Bamburgh castle and the surrounding area are insanely atmospheric and it would be impossible not to write about it. In fact, I’m rather surprised everyone who lives there isn’t madly scribbling. From the brooding, still inhabited, castle on the cliffs at the edge of the sea, which dates back, it seems, to the Iron Age, to the nearby Cheviot hills, where another Iron Age fort once stood near Yeavering, a landscape dotted with Anglo-Saxon settlements, the entire place is alive with spirits and stories just straining to be told.
People could not have been more helpful. We met first with Graeme Young at Bamburgh castle. Graeme is the archaeologist there and he gave me any number of wonderful tidbits.
When we’d finished up walking the ramparts and getting thoroughly soaked, Graeme invited Ron and me to join him and another archeologist, Kristian Pedersen, for lunch at the nearby Victoria Inn. Can’t tell you how welcome that cup of tea was. It also proved a most interesting couple of hours, as Kristian is an ex-paratrooper who served in Somalia and a man of considerable story himself – but they are his stories and not mine to tell.
On our final day before heading for Edinburgh, we went out to Yeavering, in the Cheviot Hills, the site of a great Anglo-Saxon palace, build in the shade of a huge dark hill on the top of which once stood the outline of an iron-age fortress. We met with Paul Frodsham, an archeologist who has written a number of books at the Red Lion Pub in nearby Wooler, and then drove the two or three miles to the place where King Edwin’s great compound one stood. You can learn more about this site here. The place was once called Ad Gefrin, which means At the Hill of the Goats, and although wild goats still live in the hills, and one actually came down to meet Paul one day, sadly none appeared for our visit.

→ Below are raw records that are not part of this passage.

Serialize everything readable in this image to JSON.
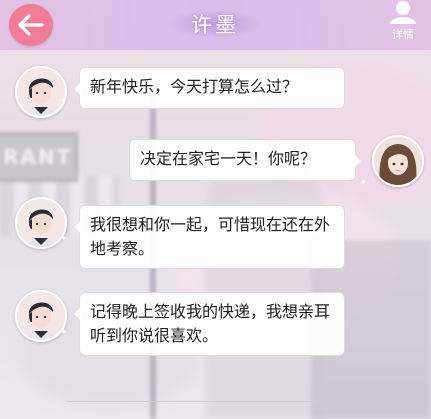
{
  "header": {
    "title": "许墨",
    "detail_label": "详情",
    "back_icon": "arrow-left-icon",
    "detail_icon": "person-icon",
    "back_color": "#f27b97"
  },
  "messages": [
    {
      "sender": "许墨",
      "side": "left",
      "text": "新年快乐，今天打算怎么过？"
    },
    {
      "sender": "player",
      "side": "right",
      "text": "决定在家宅一天！你呢？"
    },
    {
      "sender": "许墨",
      "side": "left",
      "text": "我很想和你一起，可惜现在还在外地考察。"
    },
    {
      "sender": "许墨",
      "side": "left",
      "text": "记得晚上签收我的快递，我想亲耳听到你说很喜欢。"
    }
  ],
  "background": {
    "sign_text": "RANT"
  }
}
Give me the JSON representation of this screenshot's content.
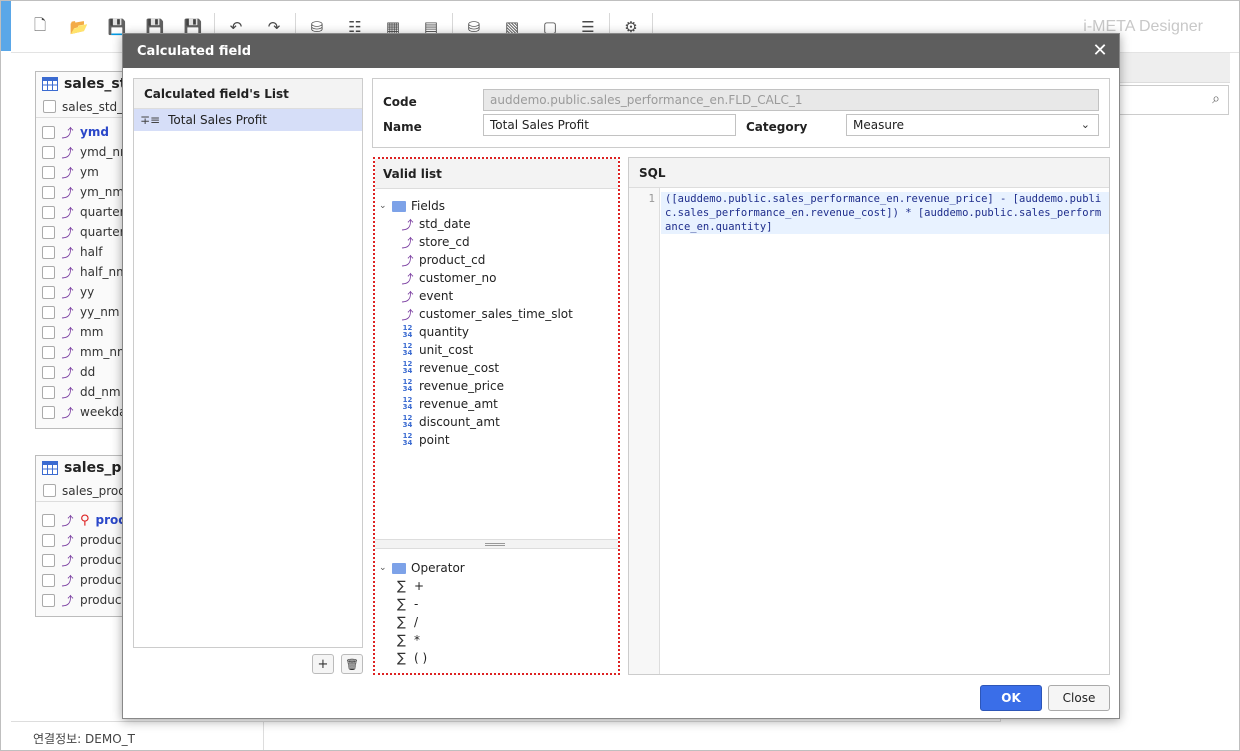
{
  "app": {
    "title": "i-META Designer"
  },
  "toolbar": {
    "icons": [
      "new-document-icon",
      "open-folder-icon",
      "save-icon",
      "save-all-icon",
      "save-as-icon",
      "undo-icon",
      "redo-icon",
      "database-icon",
      "hierarchy-icon",
      "table-icon",
      "view-icon",
      "datasource-icon",
      "report-icon",
      "document-icon",
      "tree-icon",
      "settings-icon"
    ]
  },
  "canvas": {
    "entity1": {
      "title": "sales_std",
      "sub": "sales_std_",
      "rows": [
        "ymd",
        "ymd_nm",
        "ym",
        "ym_nm",
        "quarter",
        "quarter",
        "half",
        "half_nm",
        "yy",
        "yy_nm",
        "mm",
        "mm_nm",
        "dd",
        "dd_nm",
        "weekda"
      ]
    },
    "entity2": {
      "title": "sales_pr",
      "sub": "sales_prod",
      "rows": [
        "proc",
        "product",
        "product",
        "product",
        "product"
      ]
    }
  },
  "status": {
    "text": "연결정보: DEMO_T"
  },
  "modal": {
    "title": "Calculated field",
    "close_symbol": "✕",
    "list": {
      "header": "Calculated field's List",
      "items": [
        {
          "label": "Total Sales Profit"
        }
      ]
    },
    "form": {
      "code_label": "Code",
      "code_value": "auddemo.public.sales_performance_en.FLD_CALC_1",
      "name_label": "Name",
      "name_value": "Total Sales Profit",
      "category_label": "Category",
      "category_value": "Measure"
    },
    "valid": {
      "header": "Valid list",
      "fields_label": "Fields",
      "fields": [
        {
          "label": "std_date",
          "kind": "dimension"
        },
        {
          "label": "store_cd",
          "kind": "dimension"
        },
        {
          "label": "product_cd",
          "kind": "dimension"
        },
        {
          "label": "customer_no",
          "kind": "dimension"
        },
        {
          "label": "event",
          "kind": "dimension"
        },
        {
          "label": "customer_sales_time_slot",
          "kind": "dimension"
        },
        {
          "label": "quantity",
          "kind": "measure"
        },
        {
          "label": "unit_cost",
          "kind": "measure"
        },
        {
          "label": "revenue_cost",
          "kind": "measure"
        },
        {
          "label": "revenue_price",
          "kind": "measure"
        },
        {
          "label": "revenue_amt",
          "kind": "measure"
        },
        {
          "label": "discount_amt",
          "kind": "measure"
        },
        {
          "label": "point",
          "kind": "measure"
        }
      ],
      "operator_label": "Operator",
      "operators": [
        "+",
        "-",
        "/",
        "*",
        "( )"
      ]
    },
    "sql": {
      "header": "SQL",
      "line_number": "1",
      "code": "([auddemo.public.sales_performance_en.revenue_price] - [auddemo.public.sales_performance_en.revenue_cost]) * [auddemo.public.sales_performance_en.quantity]"
    },
    "buttons": {
      "ok": "OK",
      "close": "Close",
      "add": "+",
      "delete": "🗑"
    }
  },
  "colors": {
    "accent": "#3a6ee8",
    "titlebar": "#5e5e5e",
    "selection": "#d6def8",
    "highlight_border": "#dd2222"
  }
}
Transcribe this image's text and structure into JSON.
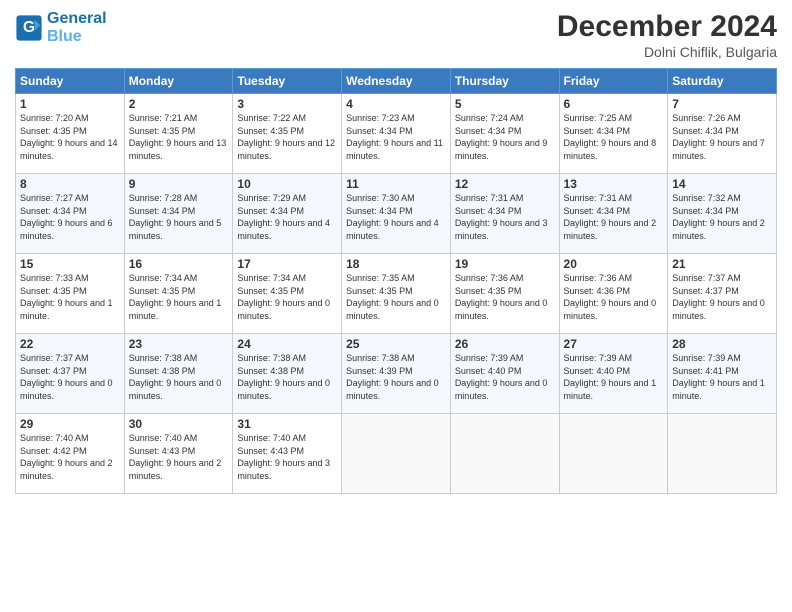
{
  "logo": {
    "line1": "General",
    "line2": "Blue"
  },
  "header": {
    "month": "December 2024",
    "location": "Dolni Chiflik, Bulgaria"
  },
  "weekdays": [
    "Sunday",
    "Monday",
    "Tuesday",
    "Wednesday",
    "Thursday",
    "Friday",
    "Saturday"
  ],
  "weeks": [
    [
      {
        "day": "1",
        "sunrise": "Sunrise: 7:20 AM",
        "sunset": "Sunset: 4:35 PM",
        "daylight": "Daylight: 9 hours and 14 minutes."
      },
      {
        "day": "2",
        "sunrise": "Sunrise: 7:21 AM",
        "sunset": "Sunset: 4:35 PM",
        "daylight": "Daylight: 9 hours and 13 minutes."
      },
      {
        "day": "3",
        "sunrise": "Sunrise: 7:22 AM",
        "sunset": "Sunset: 4:35 PM",
        "daylight": "Daylight: 9 hours and 12 minutes."
      },
      {
        "day": "4",
        "sunrise": "Sunrise: 7:23 AM",
        "sunset": "Sunset: 4:34 PM",
        "daylight": "Daylight: 9 hours and 11 minutes."
      },
      {
        "day": "5",
        "sunrise": "Sunrise: 7:24 AM",
        "sunset": "Sunset: 4:34 PM",
        "daylight": "Daylight: 9 hours and 9 minutes."
      },
      {
        "day": "6",
        "sunrise": "Sunrise: 7:25 AM",
        "sunset": "Sunset: 4:34 PM",
        "daylight": "Daylight: 9 hours and 8 minutes."
      },
      {
        "day": "7",
        "sunrise": "Sunrise: 7:26 AM",
        "sunset": "Sunset: 4:34 PM",
        "daylight": "Daylight: 9 hours and 7 minutes."
      }
    ],
    [
      {
        "day": "8",
        "sunrise": "Sunrise: 7:27 AM",
        "sunset": "Sunset: 4:34 PM",
        "daylight": "Daylight: 9 hours and 6 minutes."
      },
      {
        "day": "9",
        "sunrise": "Sunrise: 7:28 AM",
        "sunset": "Sunset: 4:34 PM",
        "daylight": "Daylight: 9 hours and 5 minutes."
      },
      {
        "day": "10",
        "sunrise": "Sunrise: 7:29 AM",
        "sunset": "Sunset: 4:34 PM",
        "daylight": "Daylight: 9 hours and 4 minutes."
      },
      {
        "day": "11",
        "sunrise": "Sunrise: 7:30 AM",
        "sunset": "Sunset: 4:34 PM",
        "daylight": "Daylight: 9 hours and 4 minutes."
      },
      {
        "day": "12",
        "sunrise": "Sunrise: 7:31 AM",
        "sunset": "Sunset: 4:34 PM",
        "daylight": "Daylight: 9 hours and 3 minutes."
      },
      {
        "day": "13",
        "sunrise": "Sunrise: 7:31 AM",
        "sunset": "Sunset: 4:34 PM",
        "daylight": "Daylight: 9 hours and 2 minutes."
      },
      {
        "day": "14",
        "sunrise": "Sunrise: 7:32 AM",
        "sunset": "Sunset: 4:34 PM",
        "daylight": "Daylight: 9 hours and 2 minutes."
      }
    ],
    [
      {
        "day": "15",
        "sunrise": "Sunrise: 7:33 AM",
        "sunset": "Sunset: 4:35 PM",
        "daylight": "Daylight: 9 hours and 1 minute."
      },
      {
        "day": "16",
        "sunrise": "Sunrise: 7:34 AM",
        "sunset": "Sunset: 4:35 PM",
        "daylight": "Daylight: 9 hours and 1 minute."
      },
      {
        "day": "17",
        "sunrise": "Sunrise: 7:34 AM",
        "sunset": "Sunset: 4:35 PM",
        "daylight": "Daylight: 9 hours and 0 minutes."
      },
      {
        "day": "18",
        "sunrise": "Sunrise: 7:35 AM",
        "sunset": "Sunset: 4:35 PM",
        "daylight": "Daylight: 9 hours and 0 minutes."
      },
      {
        "day": "19",
        "sunrise": "Sunrise: 7:36 AM",
        "sunset": "Sunset: 4:35 PM",
        "daylight": "Daylight: 9 hours and 0 minutes."
      },
      {
        "day": "20",
        "sunrise": "Sunrise: 7:36 AM",
        "sunset": "Sunset: 4:36 PM",
        "daylight": "Daylight: 9 hours and 0 minutes."
      },
      {
        "day": "21",
        "sunrise": "Sunrise: 7:37 AM",
        "sunset": "Sunset: 4:37 PM",
        "daylight": "Daylight: 9 hours and 0 minutes."
      }
    ],
    [
      {
        "day": "22",
        "sunrise": "Sunrise: 7:37 AM",
        "sunset": "Sunset: 4:37 PM",
        "daylight": "Daylight: 9 hours and 0 minutes."
      },
      {
        "day": "23",
        "sunrise": "Sunrise: 7:38 AM",
        "sunset": "Sunset: 4:38 PM",
        "daylight": "Daylight: 9 hours and 0 minutes."
      },
      {
        "day": "24",
        "sunrise": "Sunrise: 7:38 AM",
        "sunset": "Sunset: 4:38 PM",
        "daylight": "Daylight: 9 hours and 0 minutes."
      },
      {
        "day": "25",
        "sunrise": "Sunrise: 7:38 AM",
        "sunset": "Sunset: 4:39 PM",
        "daylight": "Daylight: 9 hours and 0 minutes."
      },
      {
        "day": "26",
        "sunrise": "Sunrise: 7:39 AM",
        "sunset": "Sunset: 4:40 PM",
        "daylight": "Daylight: 9 hours and 0 minutes."
      },
      {
        "day": "27",
        "sunrise": "Sunrise: 7:39 AM",
        "sunset": "Sunset: 4:40 PM",
        "daylight": "Daylight: 9 hours and 1 minute."
      },
      {
        "day": "28",
        "sunrise": "Sunrise: 7:39 AM",
        "sunset": "Sunset: 4:41 PM",
        "daylight": "Daylight: 9 hours and 1 minute."
      }
    ],
    [
      {
        "day": "29",
        "sunrise": "Sunrise: 7:40 AM",
        "sunset": "Sunset: 4:42 PM",
        "daylight": "Daylight: 9 hours and 2 minutes."
      },
      {
        "day": "30",
        "sunrise": "Sunrise: 7:40 AM",
        "sunset": "Sunset: 4:43 PM",
        "daylight": "Daylight: 9 hours and 2 minutes."
      },
      {
        "day": "31",
        "sunrise": "Sunrise: 7:40 AM",
        "sunset": "Sunset: 4:43 PM",
        "daylight": "Daylight: 9 hours and 3 minutes."
      },
      null,
      null,
      null,
      null
    ]
  ]
}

It may not look from this photo as though there was much to see, and that might be true, if one were looking for the sort of tourist attraction that generally leads people to such places. It was just the hills and the plain, and the River Glen below, where Paulinus once spent 36 days baptising new Christians. However, I was filled with a sense of peace there, and an undeniable resonance – the sort of feeling which invites you to find a warm rock next to a gurgling stream and sit down and listen to the voices of the land for a while. And that’s what I did, for not nearly long enough.
The truth is that part of my heart (as the song goes) remains on the windy, sky heavy, sea-tossed land of Northumberland. It is also true that nearly everything I thought I would write about before I went on this trip has changed. That is what you have to be ready for, if you decide to let a story lead you, rather than trying to force a tale into a preconceived shape.
Part of me, I must admit, is nervous about the new direction for this book. I feel it has to be much smaller, more intimate, and more human in scale than the historical epic I first envisioned. I also fear I will let down some people I spoke to on my journey who had very set ideas about the way saints and places should be handled. But the first responsibility of any writer, I feel, is to be true to the voice that speaks from their soul, if you will. In other words, I can only write the tale of the characters who introduce to themselves to me as I walk along the road to meet them.
Tomorrow I’ll sit again in front of a blank page and begin, for the fifth time, this novel of a woman in the Anglo-Saxon era of Northumberland. We’ll see where it all leads. . .